What happened: Ivan Perisic was booked in the 70th minute after an altercation on the touchline with Aarons, but could the yellow have been upgraded to a red? (watch here)

VAR decision: No red card.

VAR review: When deciding if this should be a red card for violent conduct, the VAR must consider how Perisic has come to throw his arm toward Aarons. It's clear from the replay that Perisic has a hold of the AFC Bournemouth player's shirt around the shoulder area, and then pushes away from this point. So rather than throwing an arm at Aarons, Perisic is really pushing at his opponent.

The VAR isn't going to intervene and suggest a yellow card isn't sufficient punishment in a situation like this.

What happened: Pervis Estupiñán broke into the box in the 51st minute and was challenged by Lucas Paquetá, with the Brighton & Hove Albion defender going to the ground under a shoulder-to-shoulder challenge. Referee Anthony Taylor ignored the appeals for a penalty (watch here).

VAR decision: No penalty.

VAR review: Players are allowed to challenge opponents with their shoulder, and it only becomes an offence if it's clearly in the back or with excessive force. Paquetá took a risk in the way he challenged Estupiñán, but the Brighton player also leant into the West Ham United player. This kind of situation will always remain with the on-field referee and the VAR won't intervene.
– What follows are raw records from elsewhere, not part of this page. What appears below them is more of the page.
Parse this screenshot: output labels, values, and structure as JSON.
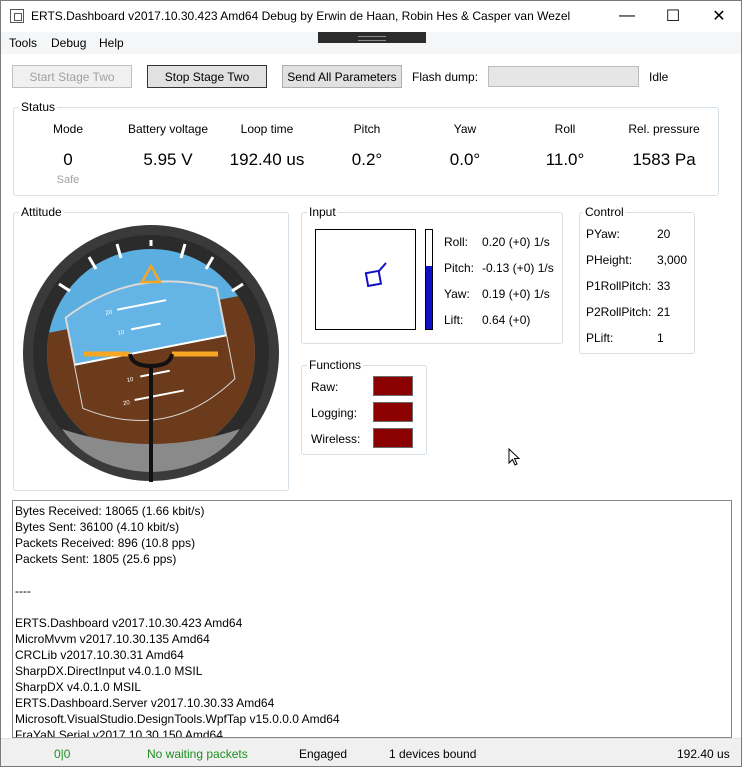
{
  "window": {
    "title": "ERTS.Dashboard v2017.10.30.423 Amd64 Debug by Erwin de Haan, Robin Hes & Casper van Wezel",
    "minimize": "—",
    "maximize": "☐",
    "close": "✕"
  },
  "menu": {
    "items": [
      "Tools",
      "Debug",
      "Help"
    ]
  },
  "toolbar": {
    "start_stage_two": "Start Stage Two",
    "stop_stage_two": "Stop Stage Two",
    "send_all_parameters": "Send All Parameters",
    "flash_dump_label": "Flash dump:",
    "flash_dump_progress": 0,
    "flash_dump_state": "Idle"
  },
  "status": {
    "title": "Status",
    "columns": [
      {
        "head": "Mode",
        "value": "0",
        "sub": "Safe"
      },
      {
        "head": "Battery voltage",
        "value": "5.95 V",
        "sub": ""
      },
      {
        "head": "Loop time",
        "value": "192.40 us",
        "sub": ""
      },
      {
        "head": "Pitch",
        "value": "0.2°",
        "sub": ""
      },
      {
        "head": "Yaw",
        "value": "0.0°",
        "sub": ""
      },
      {
        "head": "Roll",
        "value": "11.0°",
        "sub": ""
      },
      {
        "head": "Rel. pressure",
        "value": "1583 Pa",
        "sub": ""
      }
    ]
  },
  "attitude": {
    "title": "Attitude",
    "pitch_marks": [
      "20",
      "10",
      "10",
      "20",
      "10",
      "20"
    ],
    "colors": {
      "sky": "#5aaee0",
      "ground": "#6b3b1c",
      "bezel": "#3a3a3a",
      "wing": "#f5a623"
    }
  },
  "input": {
    "title": "Input",
    "lift_level": 0.64,
    "rows": [
      {
        "label": "Roll:",
        "value": "0.20 (+0) 1/s"
      },
      {
        "label": "Pitch:",
        "value": "-0.13 (+0) 1/s"
      },
      {
        "label": "Yaw:",
        "value": "0.19 (+0) 1/s"
      },
      {
        "label": "Lift:",
        "value": "0.64 (+0)"
      }
    ]
  },
  "control": {
    "title": "Control",
    "rows": [
      {
        "label": "PYaw:",
        "value": "20"
      },
      {
        "label": "PHeight:",
        "value": "3,000"
      },
      {
        "label": "P1RollPitch:",
        "value": "33"
      },
      {
        "label": "P2RollPitch:",
        "value": "21"
      },
      {
        "label": "PLift:",
        "value": "1"
      }
    ]
  },
  "functions": {
    "title": "Functions",
    "rows": [
      {
        "label": "Raw:",
        "color": "#8b0000"
      },
      {
        "label": "Logging:",
        "color": "#8b0000"
      },
      {
        "label": "Wireless:",
        "color": "#8b0000"
      }
    ]
  },
  "log": {
    "lines": [
      "Bytes Received: 18065 (1.66 kbit/s)",
      "Bytes Sent: 36100 (4.10 kbit/s)",
      "Packets Received: 896 (10.8 pps)",
      "Packets Sent: 1805 (25.6 pps)",
      "",
      "----",
      "",
      "ERTS.Dashboard v2017.10.30.423 Amd64",
      "MicroMvvm v2017.10.30.135 Amd64",
      "CRCLib v2017.10.30.31 Amd64",
      "SharpDX.DirectInput v4.0.1.0 MSIL",
      "SharpDX v4.0.1.0 MSIL",
      "ERTS.Dashboard.Server v2017.10.30.33 Amd64",
      "Microsoft.VisualStudio.DesignTools.WpfTap v15.0.0.0 Amd64",
      "FraYaN.Serial v2017.10.30.150 Amd64"
    ]
  },
  "statusbar": {
    "counter": "0|0",
    "packets": "No waiting packets",
    "engaged": "Engaged",
    "devices": "1 devices bound",
    "loop": "192.40 us",
    "ok_color": "#1f8f1f"
  }
}
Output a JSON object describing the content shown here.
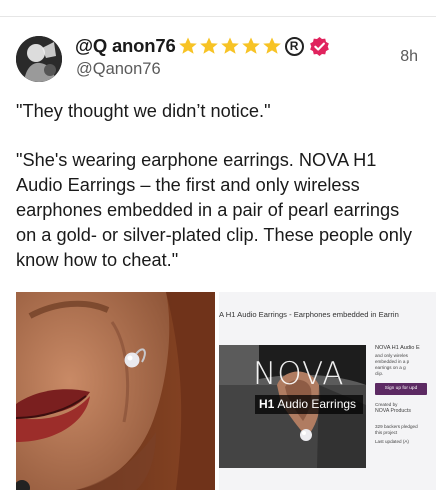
{
  "post": {
    "author": {
      "display_name": "@Q anon76",
      "handle": "@Qanon76",
      "star_count": 5,
      "registered_mark": "R",
      "verified_icon": "verified-badge-icon",
      "accent_color": "#e0245e",
      "star_color": "#f7c325"
    },
    "timestamp": "8h",
    "text": {
      "paragraph_1": "\"They thought we didn’t notice.\"",
      "paragraph_2": "\"She's wearing earphone earrings. NOVA H1 Audio Earrings – the first and only wireless earphones embedded in a pair of pearl earrings on a gold- or silver-plated clip. These people only know how to cheat.\""
    },
    "media": {
      "right_image": {
        "title_bar": "A H1 Audio Earrings - Earphones embedded in Earrin",
        "logo_text": "NOVA",
        "caption_bold": "H1",
        "caption_rest": "Audio Earrings",
        "panel_heading": "NOVA H1 Audio E",
        "panel_lines": [
          "and only wireles",
          "embedded in a p",
          "earrings on a g",
          "clip."
        ],
        "signup_label": "Sign up for upd",
        "created_by_label": "Created by",
        "creator_name": "NOVA Products",
        "footer_lines": [
          "329 backers pledged",
          "this project",
          "Last updated (A)"
        ]
      }
    }
  }
}
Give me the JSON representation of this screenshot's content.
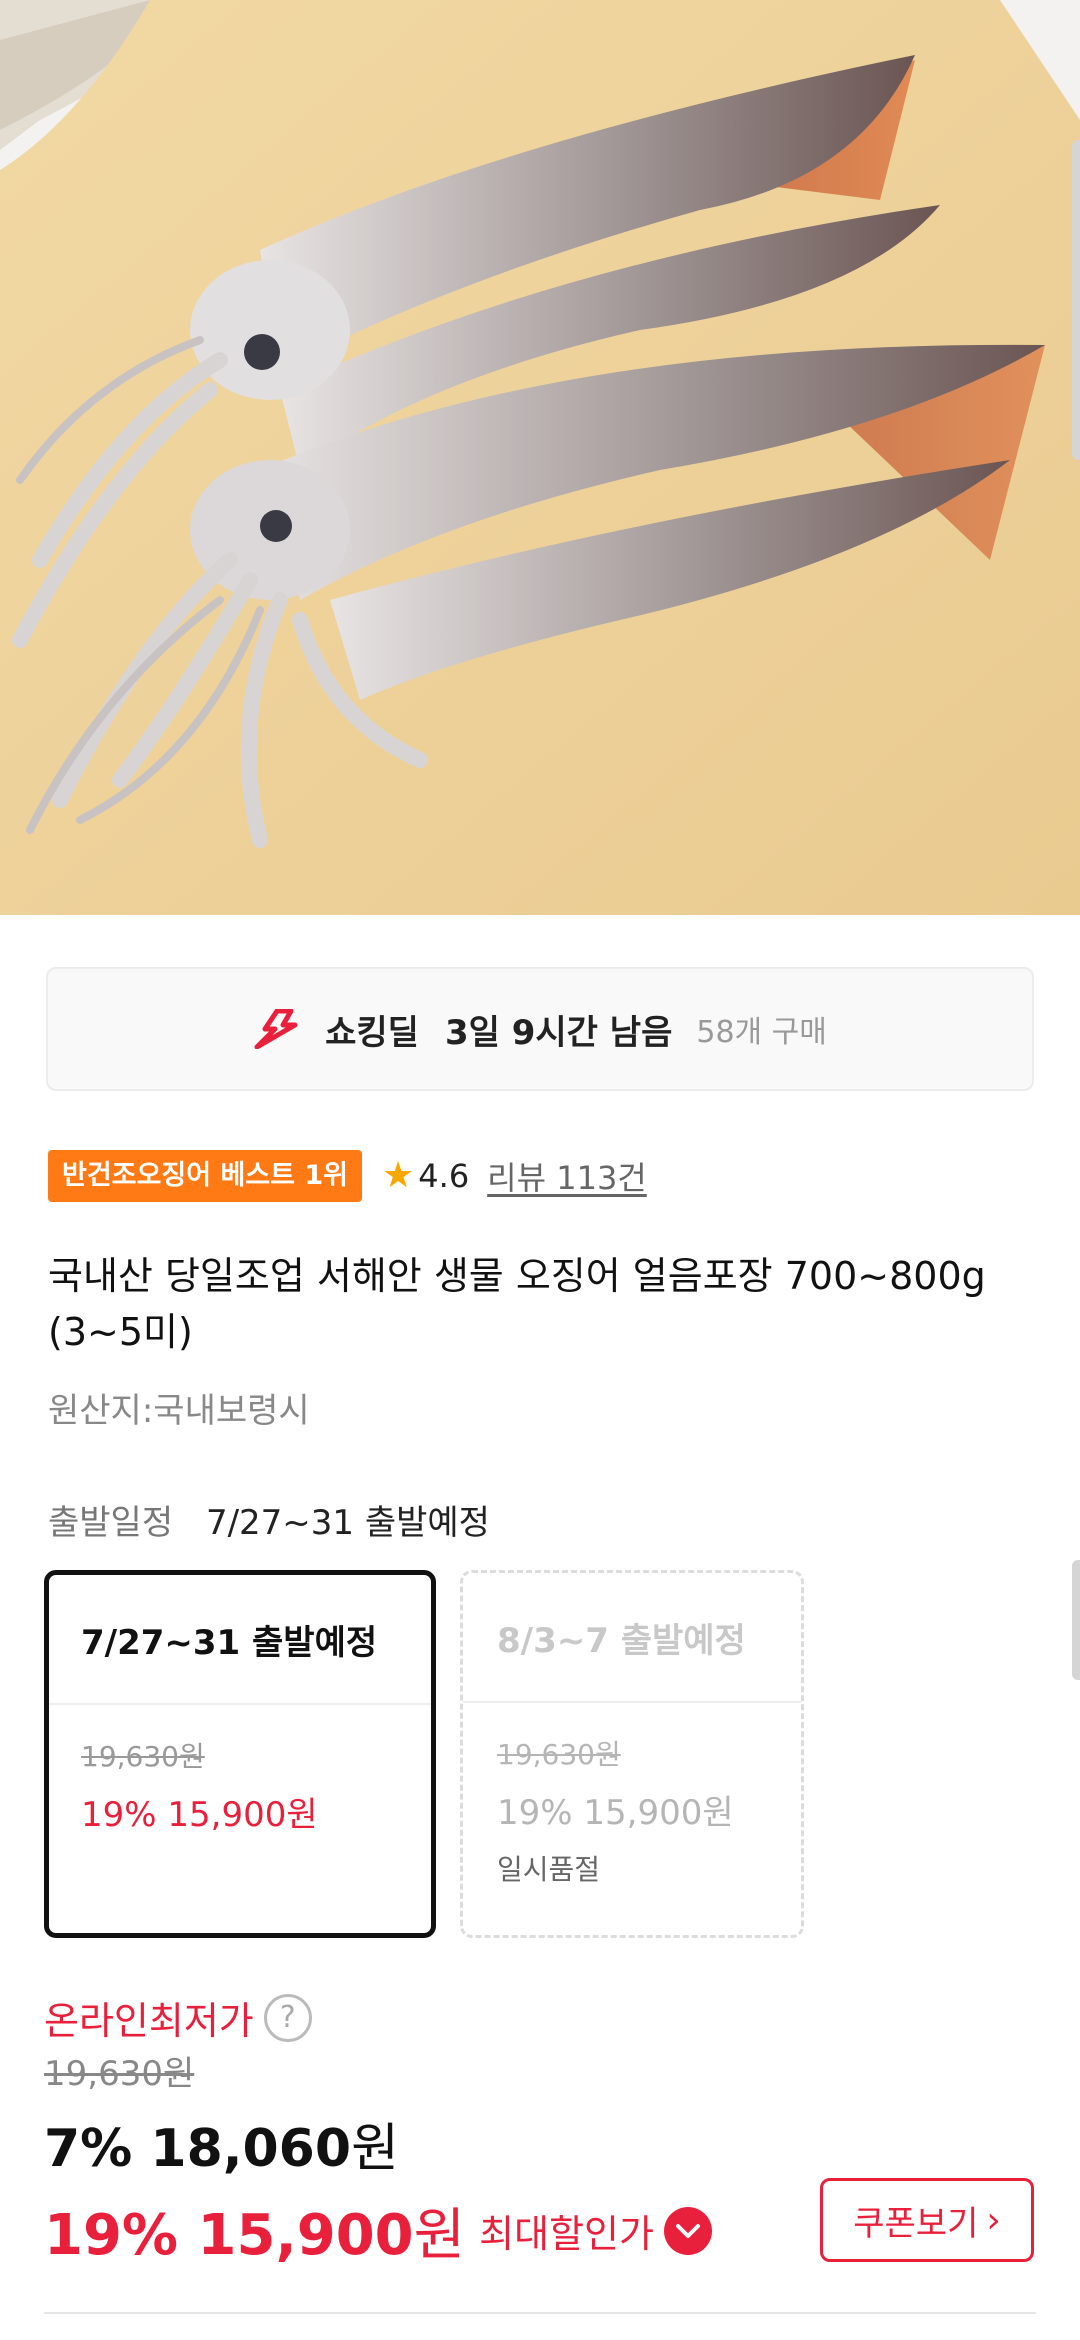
{
  "deal": {
    "icon": "shocking-deal-bolt-icon",
    "title": "쇼킹딜",
    "time_left": "3일 9시간 남음",
    "purchase_count": "58개 구매"
  },
  "badge": {
    "best_label": "반건조오징어 베스트 1위",
    "star_icon": "★",
    "rating": "4.6",
    "review_label": "리뷰 113건"
  },
  "product": {
    "title": "국내산 당일조업 서해안 생물 오징어 얼음포장 700~800g (3~5미)",
    "origin": "원산지:국내보령시"
  },
  "departure": {
    "label": "출발일정",
    "selected": "7/27~31 출발예정",
    "options": [
      {
        "title": "7/27~31 출발예정",
        "original_price": "19,630원",
        "sale": "19% 15,900원",
        "status": ""
      },
      {
        "title": "8/3~7 출발예정",
        "original_price": "19,630원",
        "sale": "19% 15,900원",
        "status": "일시품절"
      }
    ]
  },
  "price": {
    "lowest_label": "온라인최저가",
    "help_icon": "?",
    "original": "19,630원",
    "mid_percent_amount": "7% 18,060",
    "mid_unit": "원",
    "best_percent_amount": "19% 15,900",
    "best_unit": "원",
    "max_discount_label": "최대할인가",
    "coupon_label": "쿠폰보기",
    "coupon_chevron": "›"
  },
  "colors": {
    "accent_red": "#e8203c",
    "badge_orange": "#ff7a14",
    "star": "#f6a800"
  }
}
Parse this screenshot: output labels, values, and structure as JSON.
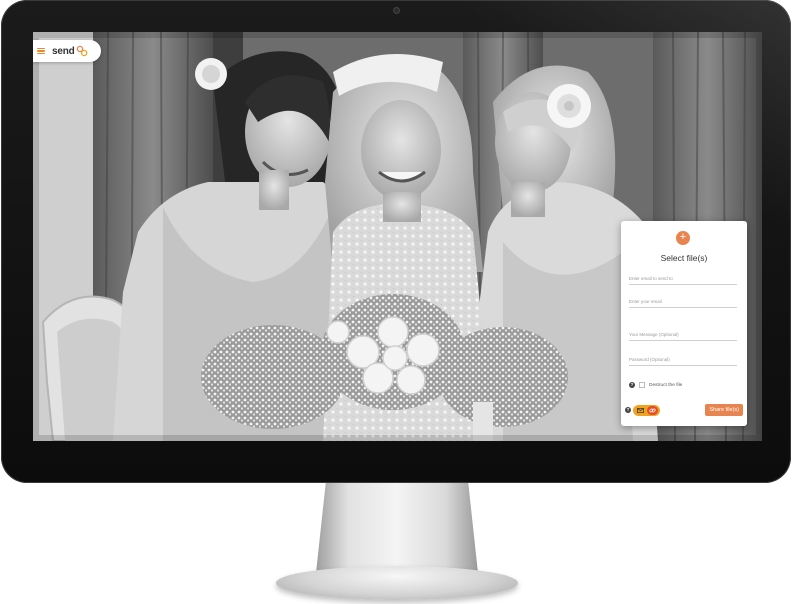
{
  "app": {
    "brand_name": "send",
    "accent_color": "#e7844f",
    "brand_color": "#f0a31f"
  },
  "header": {
    "menu_icon": "hamburger-menu-icon",
    "logo_icon": "send-logo-icon"
  },
  "upload_card": {
    "add_icon": "plus-icon",
    "add_symbol": "+",
    "title": "Select file(s)",
    "fields": {
      "email_to_placeholder": "Enter email to send to",
      "your_email_placeholder": "Enter your email",
      "message_placeholder": "Your Message (Optional)",
      "password_placeholder": "Password (Optional)"
    },
    "destruct_help_symbol": "?",
    "destruct_label": "Destruct the file",
    "footer": {
      "help_symbol": "?",
      "mode_email_icon": "envelope-icon",
      "mode_link_icon": "link-icon",
      "share_label": "Share file(s)"
    }
  }
}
What happened: Brighton appealed for a penalty when Estupinan tried to cut the ball back inside the area, and the ball hit the arm of Vladimír Coufal. Again the referee wasn't interested in a spot kick (watch here).

VAR decision: No penalty.

VAR review: There were claims that this incident was identical to the penalty Lewis Dunk conceded against Luton at the start of the season -- but that isn't the case at all.

While the better decision in Dunk's case would have been no penalty, there are more similarities to the penalty Egan gave away, as in both cases the arms were raised.

In Coufal's case, he had his arm on the ground supporting the body, and this is in the exemptions against a handball offence. A penalty should never be awarded in this situation.

What happened: In the 52nd minute Thiago Silva attempted to spin past Tom Lockyer and appeared to be held. Referee Robert Jones allowed play to continue.

VAR decision: No penalty.

VAR review: While the Luton Town defender was holding onto Silva's shirt for a short time, that alone isn't enough to constitute a penalty, as it has to have an impact on the player being able to challenge for or play the ball.

Lockyer certainly took a chance, but the holding wasn't prolonged and a VAR will not get involved in a situation such as this.

Some parts of this article include information provided by the Premier League and PGMOL.

- How VAR decisions have affected every Prem club in 2023-24- VAR in the Premier League: Ultimate guideIn this week's VAR Review: What happened: VAR decision: VAR review: What happened: VAR decision: VAR review: What happened: VAR decision: VAR review: What happened: VAR decision: VAR review: What happened: VAR decision: VAR review: What happened: VAR decision: VAR review: What happened: VAR decision: VAR review: What happened: VAR decision: VAR review: What happened: VAR decision: VAR review: What happened: VAR decision: VAR review: What happened:VAR decision: VAR review: What happened:VAR decision: VAR review: